|2||Isao Takayanagi et al., "A Stacked CMOS APS for Charge Particle Detection and its Noise Performance," IEEE Workshop on Charge-Coupled Devices and Advanced Image Sensors, Jun. 1999, pp. 159-162.|
|3||Isao Takayanagi et al., "Amplified MOS Imager for Soft X-ray Imaging," IEEE Transactions on Electron Devices, vol. 42, No. 8, Aug. 1995, pp. 1425-1431.|
|4||Japanese Office Action, mailed Sep. 9, 2008.|
|5||Klaas Bult, "Analog Broadband Communication Circuits in Pure Digital Deep Sub-Micron CMOS," ISSCC Dig. Tech. Papers, pp. 76-77, Feb. 1999.|
|6||Toshihisa Watabe et al., "CMOS Image Sensor overlaid with a HARP Photoconversion Layer," Program of 1999 IEEE Worhsop on Charge-Coupled Devices and Advanced Image Sensors, Jun. 1999, pp. 211-214.|
|7||Wug-Dong Park et al., "An a-Se HARP Layer for a Solid-state Image Sensor," IEEE Workshop on Charge-Coupled Devices and Advanced Image Sensors, Jun. 1999, pp. 56-59.|
|8||Yamauchi M. et al., "CMOS Image Sensor Overlaid With a HARP Photo-Conversion Film", 2000 IEEE (89-92).|

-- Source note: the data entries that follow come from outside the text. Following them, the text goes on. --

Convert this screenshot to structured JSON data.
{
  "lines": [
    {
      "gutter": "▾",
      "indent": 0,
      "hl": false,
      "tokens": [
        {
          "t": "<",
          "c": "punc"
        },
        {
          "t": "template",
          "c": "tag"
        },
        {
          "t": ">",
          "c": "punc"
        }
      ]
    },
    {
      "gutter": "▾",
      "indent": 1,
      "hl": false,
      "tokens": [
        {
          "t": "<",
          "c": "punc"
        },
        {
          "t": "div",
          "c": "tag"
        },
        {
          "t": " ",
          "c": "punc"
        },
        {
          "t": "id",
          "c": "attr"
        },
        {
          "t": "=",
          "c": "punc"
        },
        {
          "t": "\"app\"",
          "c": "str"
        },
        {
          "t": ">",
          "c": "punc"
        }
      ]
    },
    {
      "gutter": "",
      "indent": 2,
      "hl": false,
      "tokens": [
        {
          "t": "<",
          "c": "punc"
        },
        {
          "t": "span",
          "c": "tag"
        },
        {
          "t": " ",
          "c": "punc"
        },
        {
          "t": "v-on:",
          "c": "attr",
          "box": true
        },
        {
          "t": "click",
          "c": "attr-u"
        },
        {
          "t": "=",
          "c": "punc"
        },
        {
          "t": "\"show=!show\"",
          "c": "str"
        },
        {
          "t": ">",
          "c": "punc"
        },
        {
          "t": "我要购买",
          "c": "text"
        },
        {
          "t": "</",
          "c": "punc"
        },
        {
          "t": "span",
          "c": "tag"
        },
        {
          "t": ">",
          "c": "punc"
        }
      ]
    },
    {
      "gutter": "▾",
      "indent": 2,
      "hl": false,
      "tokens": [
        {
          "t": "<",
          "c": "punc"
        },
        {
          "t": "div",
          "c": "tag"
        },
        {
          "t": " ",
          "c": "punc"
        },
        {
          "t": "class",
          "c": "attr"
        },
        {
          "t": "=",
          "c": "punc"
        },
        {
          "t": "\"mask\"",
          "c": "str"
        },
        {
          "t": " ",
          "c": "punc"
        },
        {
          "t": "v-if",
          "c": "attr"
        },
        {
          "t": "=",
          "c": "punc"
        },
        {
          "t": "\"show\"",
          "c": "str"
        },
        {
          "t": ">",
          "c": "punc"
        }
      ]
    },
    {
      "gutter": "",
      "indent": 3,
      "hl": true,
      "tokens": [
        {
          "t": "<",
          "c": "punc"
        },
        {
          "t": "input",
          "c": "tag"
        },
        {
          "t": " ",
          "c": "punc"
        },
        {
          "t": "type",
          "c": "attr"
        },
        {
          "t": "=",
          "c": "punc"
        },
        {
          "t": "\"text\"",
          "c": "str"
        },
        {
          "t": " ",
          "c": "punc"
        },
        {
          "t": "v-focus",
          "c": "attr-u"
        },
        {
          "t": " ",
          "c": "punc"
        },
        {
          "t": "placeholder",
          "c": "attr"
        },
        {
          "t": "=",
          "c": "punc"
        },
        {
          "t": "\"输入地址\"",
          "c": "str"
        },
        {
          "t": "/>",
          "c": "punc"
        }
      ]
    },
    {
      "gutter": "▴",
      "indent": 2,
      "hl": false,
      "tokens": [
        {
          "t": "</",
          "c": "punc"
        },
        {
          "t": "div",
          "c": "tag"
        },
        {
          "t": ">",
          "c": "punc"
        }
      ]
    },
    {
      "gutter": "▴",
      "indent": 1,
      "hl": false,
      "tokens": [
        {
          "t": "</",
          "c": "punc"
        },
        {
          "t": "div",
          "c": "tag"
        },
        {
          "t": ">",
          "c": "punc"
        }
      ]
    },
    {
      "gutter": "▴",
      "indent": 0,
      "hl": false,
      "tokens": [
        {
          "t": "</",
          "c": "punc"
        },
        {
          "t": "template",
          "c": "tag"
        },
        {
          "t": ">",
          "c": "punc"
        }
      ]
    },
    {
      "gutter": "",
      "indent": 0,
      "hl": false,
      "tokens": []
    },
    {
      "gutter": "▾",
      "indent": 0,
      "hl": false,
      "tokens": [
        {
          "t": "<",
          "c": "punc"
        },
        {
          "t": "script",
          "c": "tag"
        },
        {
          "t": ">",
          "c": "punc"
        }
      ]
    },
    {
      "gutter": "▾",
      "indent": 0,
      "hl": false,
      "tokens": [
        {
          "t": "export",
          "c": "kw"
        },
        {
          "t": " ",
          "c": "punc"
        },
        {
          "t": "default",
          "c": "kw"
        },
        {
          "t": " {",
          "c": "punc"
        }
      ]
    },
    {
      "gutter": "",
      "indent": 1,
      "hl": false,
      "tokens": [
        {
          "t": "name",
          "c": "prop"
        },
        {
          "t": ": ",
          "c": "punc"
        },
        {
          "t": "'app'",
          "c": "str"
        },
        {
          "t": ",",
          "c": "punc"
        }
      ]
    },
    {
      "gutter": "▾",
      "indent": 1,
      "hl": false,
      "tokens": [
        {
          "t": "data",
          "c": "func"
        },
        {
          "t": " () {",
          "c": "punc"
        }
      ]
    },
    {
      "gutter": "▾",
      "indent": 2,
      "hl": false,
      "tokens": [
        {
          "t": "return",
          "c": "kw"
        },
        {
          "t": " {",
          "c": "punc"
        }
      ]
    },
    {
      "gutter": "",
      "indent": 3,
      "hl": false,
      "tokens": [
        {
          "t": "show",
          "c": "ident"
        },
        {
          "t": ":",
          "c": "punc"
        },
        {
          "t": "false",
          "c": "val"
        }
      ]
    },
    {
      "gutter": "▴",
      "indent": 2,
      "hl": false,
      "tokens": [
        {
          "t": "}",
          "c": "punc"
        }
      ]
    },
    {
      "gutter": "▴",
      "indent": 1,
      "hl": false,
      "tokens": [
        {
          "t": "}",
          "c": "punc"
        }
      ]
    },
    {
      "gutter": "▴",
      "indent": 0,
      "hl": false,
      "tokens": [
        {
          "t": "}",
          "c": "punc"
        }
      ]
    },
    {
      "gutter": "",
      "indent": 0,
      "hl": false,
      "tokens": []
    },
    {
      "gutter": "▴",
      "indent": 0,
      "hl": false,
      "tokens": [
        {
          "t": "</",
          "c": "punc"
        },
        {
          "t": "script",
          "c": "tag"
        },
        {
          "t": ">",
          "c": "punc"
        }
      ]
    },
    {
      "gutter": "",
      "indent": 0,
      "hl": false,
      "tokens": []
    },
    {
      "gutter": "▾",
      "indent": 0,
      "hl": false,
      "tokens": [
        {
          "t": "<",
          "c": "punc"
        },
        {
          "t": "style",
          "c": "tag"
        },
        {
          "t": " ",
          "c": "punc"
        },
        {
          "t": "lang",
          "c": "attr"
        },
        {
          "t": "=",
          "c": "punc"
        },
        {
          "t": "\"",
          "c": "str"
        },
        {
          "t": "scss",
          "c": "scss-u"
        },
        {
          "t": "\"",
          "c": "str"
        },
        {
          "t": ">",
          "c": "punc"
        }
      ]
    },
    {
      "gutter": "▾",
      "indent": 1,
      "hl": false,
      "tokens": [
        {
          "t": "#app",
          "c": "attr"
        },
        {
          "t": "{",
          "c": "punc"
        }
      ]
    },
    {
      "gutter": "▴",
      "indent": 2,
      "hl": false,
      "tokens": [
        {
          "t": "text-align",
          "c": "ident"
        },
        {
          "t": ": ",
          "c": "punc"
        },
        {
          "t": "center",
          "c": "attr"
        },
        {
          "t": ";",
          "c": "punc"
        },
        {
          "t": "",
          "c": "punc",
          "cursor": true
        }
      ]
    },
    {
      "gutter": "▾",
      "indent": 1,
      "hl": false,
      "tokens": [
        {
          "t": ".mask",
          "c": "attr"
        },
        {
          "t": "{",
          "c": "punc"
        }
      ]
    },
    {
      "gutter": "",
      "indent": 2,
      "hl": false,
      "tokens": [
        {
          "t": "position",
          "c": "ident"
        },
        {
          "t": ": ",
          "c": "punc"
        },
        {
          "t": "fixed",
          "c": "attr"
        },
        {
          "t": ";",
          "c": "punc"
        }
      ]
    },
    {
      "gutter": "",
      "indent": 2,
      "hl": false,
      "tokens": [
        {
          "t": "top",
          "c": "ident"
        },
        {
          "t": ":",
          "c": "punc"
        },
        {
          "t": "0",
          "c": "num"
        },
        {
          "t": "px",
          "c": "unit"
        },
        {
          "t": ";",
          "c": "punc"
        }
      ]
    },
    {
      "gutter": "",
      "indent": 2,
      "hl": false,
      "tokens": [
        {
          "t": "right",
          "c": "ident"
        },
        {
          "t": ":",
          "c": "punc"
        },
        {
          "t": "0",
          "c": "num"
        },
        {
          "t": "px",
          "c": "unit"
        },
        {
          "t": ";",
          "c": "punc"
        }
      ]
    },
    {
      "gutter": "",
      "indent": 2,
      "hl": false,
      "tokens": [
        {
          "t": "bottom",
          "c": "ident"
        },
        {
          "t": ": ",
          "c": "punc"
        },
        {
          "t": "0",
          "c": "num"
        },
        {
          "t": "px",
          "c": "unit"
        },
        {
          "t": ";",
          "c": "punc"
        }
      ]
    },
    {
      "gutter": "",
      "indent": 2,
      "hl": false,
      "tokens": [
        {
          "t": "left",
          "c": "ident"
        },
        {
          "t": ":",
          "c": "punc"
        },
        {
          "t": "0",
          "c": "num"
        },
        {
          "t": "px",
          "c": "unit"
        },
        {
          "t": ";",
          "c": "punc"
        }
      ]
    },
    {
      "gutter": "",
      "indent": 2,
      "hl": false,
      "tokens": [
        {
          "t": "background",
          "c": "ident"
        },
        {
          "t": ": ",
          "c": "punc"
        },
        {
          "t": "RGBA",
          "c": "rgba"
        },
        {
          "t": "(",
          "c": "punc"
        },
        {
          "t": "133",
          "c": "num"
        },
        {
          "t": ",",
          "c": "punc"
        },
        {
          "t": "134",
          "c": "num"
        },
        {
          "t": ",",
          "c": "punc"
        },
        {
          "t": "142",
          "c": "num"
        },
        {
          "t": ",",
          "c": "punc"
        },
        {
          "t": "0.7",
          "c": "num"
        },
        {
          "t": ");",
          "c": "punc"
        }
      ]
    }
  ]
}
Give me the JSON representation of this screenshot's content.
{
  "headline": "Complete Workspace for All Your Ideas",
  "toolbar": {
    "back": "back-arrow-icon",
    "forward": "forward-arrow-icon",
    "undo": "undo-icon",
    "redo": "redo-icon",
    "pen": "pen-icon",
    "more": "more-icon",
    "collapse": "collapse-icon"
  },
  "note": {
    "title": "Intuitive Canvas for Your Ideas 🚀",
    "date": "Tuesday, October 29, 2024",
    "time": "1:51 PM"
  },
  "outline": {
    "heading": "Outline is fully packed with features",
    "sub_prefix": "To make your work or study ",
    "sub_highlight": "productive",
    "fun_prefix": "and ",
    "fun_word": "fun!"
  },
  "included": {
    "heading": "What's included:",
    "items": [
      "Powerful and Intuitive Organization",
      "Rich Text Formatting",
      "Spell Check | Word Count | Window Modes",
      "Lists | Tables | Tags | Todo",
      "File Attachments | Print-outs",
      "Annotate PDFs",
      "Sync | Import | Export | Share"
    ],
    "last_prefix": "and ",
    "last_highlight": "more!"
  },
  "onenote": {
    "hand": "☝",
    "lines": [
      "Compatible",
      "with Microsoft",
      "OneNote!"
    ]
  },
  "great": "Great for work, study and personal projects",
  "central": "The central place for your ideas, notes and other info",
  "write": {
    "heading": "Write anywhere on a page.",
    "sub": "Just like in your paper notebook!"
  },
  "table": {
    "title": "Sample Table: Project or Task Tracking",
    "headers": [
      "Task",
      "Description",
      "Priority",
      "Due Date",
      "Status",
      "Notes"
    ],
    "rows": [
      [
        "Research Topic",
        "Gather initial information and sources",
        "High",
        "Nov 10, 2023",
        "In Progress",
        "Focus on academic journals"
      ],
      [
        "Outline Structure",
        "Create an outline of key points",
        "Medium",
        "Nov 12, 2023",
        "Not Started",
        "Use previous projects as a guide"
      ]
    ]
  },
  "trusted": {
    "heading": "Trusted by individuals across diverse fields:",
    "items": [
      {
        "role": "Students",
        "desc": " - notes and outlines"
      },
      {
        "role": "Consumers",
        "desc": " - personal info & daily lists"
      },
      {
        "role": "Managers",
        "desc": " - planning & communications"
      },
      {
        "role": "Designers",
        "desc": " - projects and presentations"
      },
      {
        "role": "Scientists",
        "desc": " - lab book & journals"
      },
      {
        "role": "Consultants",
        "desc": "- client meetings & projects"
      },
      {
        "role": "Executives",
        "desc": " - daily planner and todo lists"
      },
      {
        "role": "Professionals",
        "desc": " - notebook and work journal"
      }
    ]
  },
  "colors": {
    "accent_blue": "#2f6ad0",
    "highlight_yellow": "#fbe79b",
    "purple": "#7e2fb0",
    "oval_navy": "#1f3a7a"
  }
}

|9||Zhong-Shou Huang and Takao Ando, "A Novel Amplified Image Sensor with a-Si:H Photoconductor and MOS Transistors," IEEE Transaction on Electron Devices, vol. 37, No. 6, Jun. 1990, pp. 1432-1438.|
|Citing Patent||Filing date||Publication date||Applicant||Title|
|US8184186 *||Apr 30, 2010||May 22, 2012||Truesense Imaging, Inc.||Electronic shutter control in image sensors|
|US8184187 *||Apr 30, 2010||May 22, 2012||Truesense Imaging, Inc.||Controlling electronic shutter in image sensors|
|US8199238||Jun 12, 2012||Truesense Imaging, Inc.||Electronic shutter control in image sensors|
|US8203638 *||Apr 30, 2010||Jun 19, 2012||Truesense Imaging, Inc.||Electronic shutter control in image sensors|
|US20110267515 *||Apr 30, 2010||Nov 3, 2011||Christopher Parks||Electronic shutter control in image sensors|
|US20110267516 *||Apr 30, 2010||Nov 3, 2011||Christopher Parks||Electronic shutter control in image sensors|
|US20110267518 *||Apr 30, 2010||Nov 3, 2011||Christopher Parks||Controlling electronic shutter in image sensors|
|U.S. Classification||348/317, 257/438, 348/299, 348/310, 257/72, 348/217.1, 250/208.1, 348/301|
|International Classification||H01L29/04, H04N5/225, H04N3/14, H01L31/107, H01L27/14, H01L29/15, H01L27/00, H01L31/036, H01L27/02, H04N5/335, H01L21/00, G01T1/24, G01J1/00, H01J40/00, H01L27/146, H01L31/10, H01L31/20, H04N5/355|
|Cooperative Classification||H04N5/35527, H01L27/14643, H04N3/1568, H01L27/14609, H01L27/0251, H04N5/35518|
|European Classification||H04N3/15E6, H04N5/355A1, H01L27/146F, H04N5/355A2|